── ENTRIES PROVIDED ──

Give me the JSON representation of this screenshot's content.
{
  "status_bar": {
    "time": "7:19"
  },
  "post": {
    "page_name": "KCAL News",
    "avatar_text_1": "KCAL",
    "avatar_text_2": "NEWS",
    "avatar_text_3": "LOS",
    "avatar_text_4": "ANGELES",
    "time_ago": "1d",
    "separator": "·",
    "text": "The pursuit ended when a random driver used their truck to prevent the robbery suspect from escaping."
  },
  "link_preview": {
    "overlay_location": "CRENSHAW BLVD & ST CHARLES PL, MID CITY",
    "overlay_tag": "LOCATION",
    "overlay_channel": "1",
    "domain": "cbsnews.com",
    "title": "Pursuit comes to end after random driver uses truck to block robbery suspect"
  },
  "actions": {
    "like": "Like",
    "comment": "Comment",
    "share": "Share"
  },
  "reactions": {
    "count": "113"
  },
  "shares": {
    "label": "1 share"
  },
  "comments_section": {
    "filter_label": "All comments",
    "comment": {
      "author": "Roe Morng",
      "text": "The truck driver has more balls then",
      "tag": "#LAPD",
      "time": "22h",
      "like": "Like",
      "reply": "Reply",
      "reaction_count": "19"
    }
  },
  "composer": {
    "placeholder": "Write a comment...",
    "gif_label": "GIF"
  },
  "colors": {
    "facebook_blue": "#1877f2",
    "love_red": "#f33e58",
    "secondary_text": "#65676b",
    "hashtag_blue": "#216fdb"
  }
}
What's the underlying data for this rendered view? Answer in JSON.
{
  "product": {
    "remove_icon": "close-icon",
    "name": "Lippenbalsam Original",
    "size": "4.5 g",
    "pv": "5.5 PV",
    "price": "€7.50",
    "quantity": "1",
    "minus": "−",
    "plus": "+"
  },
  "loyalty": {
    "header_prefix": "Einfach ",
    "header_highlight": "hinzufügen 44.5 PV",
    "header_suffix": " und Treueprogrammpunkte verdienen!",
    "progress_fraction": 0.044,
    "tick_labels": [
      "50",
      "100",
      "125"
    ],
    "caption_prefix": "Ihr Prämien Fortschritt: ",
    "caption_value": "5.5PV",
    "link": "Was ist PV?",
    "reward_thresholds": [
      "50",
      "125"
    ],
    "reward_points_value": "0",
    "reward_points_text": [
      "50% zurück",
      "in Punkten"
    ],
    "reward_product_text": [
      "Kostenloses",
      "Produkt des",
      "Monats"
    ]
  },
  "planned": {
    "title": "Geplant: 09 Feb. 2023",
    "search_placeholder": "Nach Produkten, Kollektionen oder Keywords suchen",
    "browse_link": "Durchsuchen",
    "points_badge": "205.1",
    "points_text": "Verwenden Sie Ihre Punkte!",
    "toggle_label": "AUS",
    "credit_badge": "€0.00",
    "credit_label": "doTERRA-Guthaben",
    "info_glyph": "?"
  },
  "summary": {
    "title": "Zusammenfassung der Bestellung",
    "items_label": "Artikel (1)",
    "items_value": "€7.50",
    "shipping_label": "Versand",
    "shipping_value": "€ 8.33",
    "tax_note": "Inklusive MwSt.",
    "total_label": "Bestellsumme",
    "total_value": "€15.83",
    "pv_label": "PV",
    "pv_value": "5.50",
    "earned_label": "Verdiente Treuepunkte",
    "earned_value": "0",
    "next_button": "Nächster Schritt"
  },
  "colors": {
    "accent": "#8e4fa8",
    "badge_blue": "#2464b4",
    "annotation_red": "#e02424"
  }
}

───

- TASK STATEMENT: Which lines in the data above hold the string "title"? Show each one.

- EXERCISE RESPONSE:
    "title": "Pursuit comes to end after random driver uses truck to block robbery suspect"
    "title": "Geplant: 09 Feb. 2023",
    "title": "Zusammenfassung der Bestellung",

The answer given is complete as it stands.